The duty free and shopping areas cover more than half a million square feet — bigger than 10 football fields — and there are 26 miles of baggage belts, capable of handing almost 30,000 bags an hour.
“Dubai has similar reach in terms of flights, but for much of the year it’s too warm to be a comfortable city to walk around,” said Johann van Rensburg, one of the lead architects of the new terminal. “In Istanbul there is much more culture and a fantastic climate.”
He said the terminal had been designed to make critical points, such as security checkpoints and check-in, less stressful and that passengers would not be forced to walk through stores to get to their gate like they do at many other airports.
“If you know exactly where you are going, you will be able to head straight there, or if you want to meander through the shops, you can go off to the side,” van Rensburg said.
Most important, there will be security controls outside of the building as well as between check-in and departures — a design decision taken after the June 2016 gun-and-bomb assault on Ataturk Airport when attackers targeted the entrance. Security at the new airport will be “top notch,” van Rensburg said.
Such reassurance will be essential for Turkey, which saw tourism slump after the airport attack and a deadly mass shooting in an Istanbul nightclub on New Year’s Eve 2016. Political instability caused by the July 15, 2016, coup attempt and subsequent crackdown on media freedoms has also spooked visitors and investors.
Ministers believe the new airport will support 225,000 jobs and contribute about $19.5 billion to the economy — equivalent to 5 percent of the country’s gross national product. And if only one in 10 passengers visits Turkey as a tourist, a further $7 billion will flow in.
However, despite posting 7 percent growth last year, Turkey’s economy has deeper worries.
“There are still some deep difficulties including high inflation, which is currently running at about 11 percent, and interest rates that were well above target,” said Rendell, the analyst. “The country is also very susceptible to exchange rates because it imports a lot of things and the currency had a volatile period last year.”
And while the major infrastructure works have created construction jobs and income, most of it has gone to companies that support or who have donated to Erdogan’s dominant conservative Islamic AK Party, Rendell said.
The airport itself might have a slow start; its distance from the city, almost at the Black Sea, means many passengers will have to rely on a new subway line for which construction began only last year. Airport officials did not respond to questions about whether it would be finished in time for the airport’s slated Oct. 18 opening.
Nevertheless, Erdogan remains optimistic that his latest project will secure him the 2019 presidential election, after which he will assume sweeping new powers of “executive presidency” granted in a narrow and divisive constitutional referendum victory last year.
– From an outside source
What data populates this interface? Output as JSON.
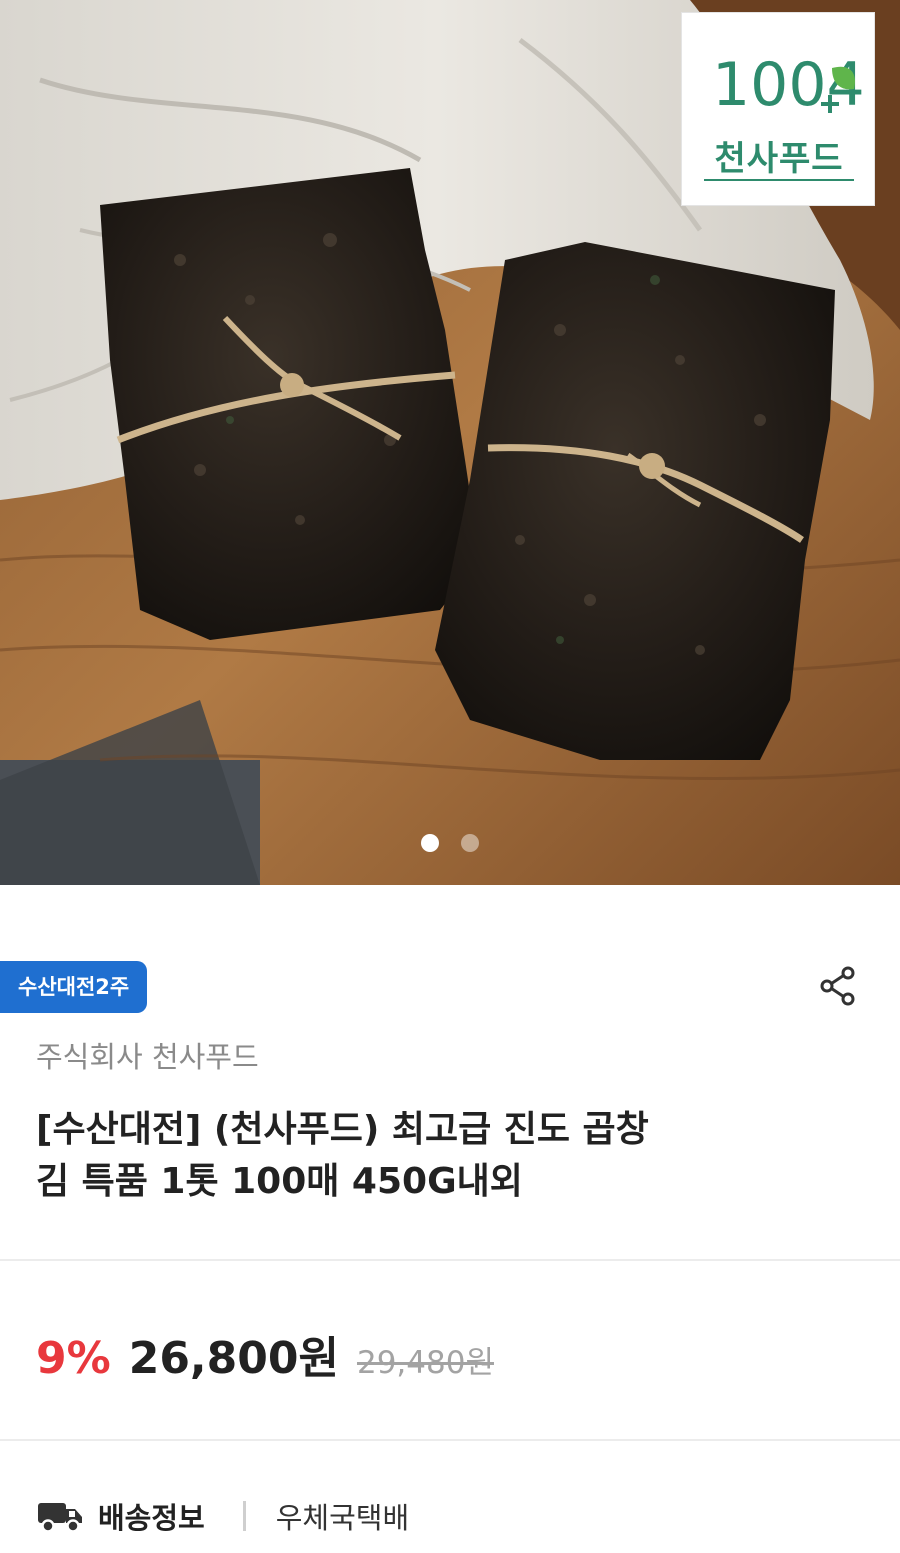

“He has already assumed many extra powers under the emergency rules that have been in place since the coup, but it’s the executive presidency he really craves,” Rendell said. “That would allow him to stay in power five more years and he could have a second term. That’s the kind of power that worries people because he’s very autocratic. He does pretty much what he wants.”
Erdogan’s ceremonial landing at New Istanbul Airport is to take place on Feb. 26, his 64th birthday, prompting speculation that the airport will ultimately be named after him.
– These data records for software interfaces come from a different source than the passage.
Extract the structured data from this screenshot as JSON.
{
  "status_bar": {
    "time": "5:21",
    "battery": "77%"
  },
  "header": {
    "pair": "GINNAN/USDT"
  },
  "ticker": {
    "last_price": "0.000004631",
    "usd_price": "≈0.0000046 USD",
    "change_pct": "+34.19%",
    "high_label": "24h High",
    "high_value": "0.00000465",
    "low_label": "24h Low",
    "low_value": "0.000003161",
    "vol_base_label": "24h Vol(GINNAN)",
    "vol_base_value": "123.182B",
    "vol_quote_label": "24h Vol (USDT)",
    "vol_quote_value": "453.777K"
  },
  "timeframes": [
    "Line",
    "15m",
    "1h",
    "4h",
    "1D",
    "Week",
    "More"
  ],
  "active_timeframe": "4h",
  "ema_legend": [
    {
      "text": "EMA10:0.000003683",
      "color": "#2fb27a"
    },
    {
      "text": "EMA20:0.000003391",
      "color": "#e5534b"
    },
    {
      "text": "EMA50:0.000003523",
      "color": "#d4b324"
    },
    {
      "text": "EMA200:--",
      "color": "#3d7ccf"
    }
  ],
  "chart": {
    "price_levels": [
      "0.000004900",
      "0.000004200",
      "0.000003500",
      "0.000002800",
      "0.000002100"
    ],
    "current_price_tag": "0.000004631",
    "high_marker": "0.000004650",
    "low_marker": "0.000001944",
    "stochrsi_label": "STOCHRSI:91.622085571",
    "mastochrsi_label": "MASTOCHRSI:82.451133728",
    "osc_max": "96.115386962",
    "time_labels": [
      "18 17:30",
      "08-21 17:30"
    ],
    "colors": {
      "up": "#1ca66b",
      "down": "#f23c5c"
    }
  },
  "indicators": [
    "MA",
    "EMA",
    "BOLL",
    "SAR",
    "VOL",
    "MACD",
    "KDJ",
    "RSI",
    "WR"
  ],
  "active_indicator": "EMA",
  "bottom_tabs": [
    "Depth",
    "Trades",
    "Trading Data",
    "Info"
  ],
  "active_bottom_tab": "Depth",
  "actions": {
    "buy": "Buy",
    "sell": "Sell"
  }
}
If so, the symbolism would be stark; the old airport is named after Ataturk, the country’s founder venerated by moderate Turks for his modern, West-facing secularism. Erdogan’s opponents fear he is dismantling Ataturk’s legacy by turning Turkey toward traditional Islam, emphasizing its Ottoman past and weakening ties with the U.S. in favor of Russia and Iran.
They point to the new Bosporus bridge, named in honor of the 15th-century Ottoman Sultan Selim I, often called Selim the Grim due to his hard-nosed rule, overseas conquests and persecution of minorities.
For his part, Erdogan told a crowd of thousands waving Turkish flags at the bridge’s opening: “When [a] man dies, he leaves behind a monument.”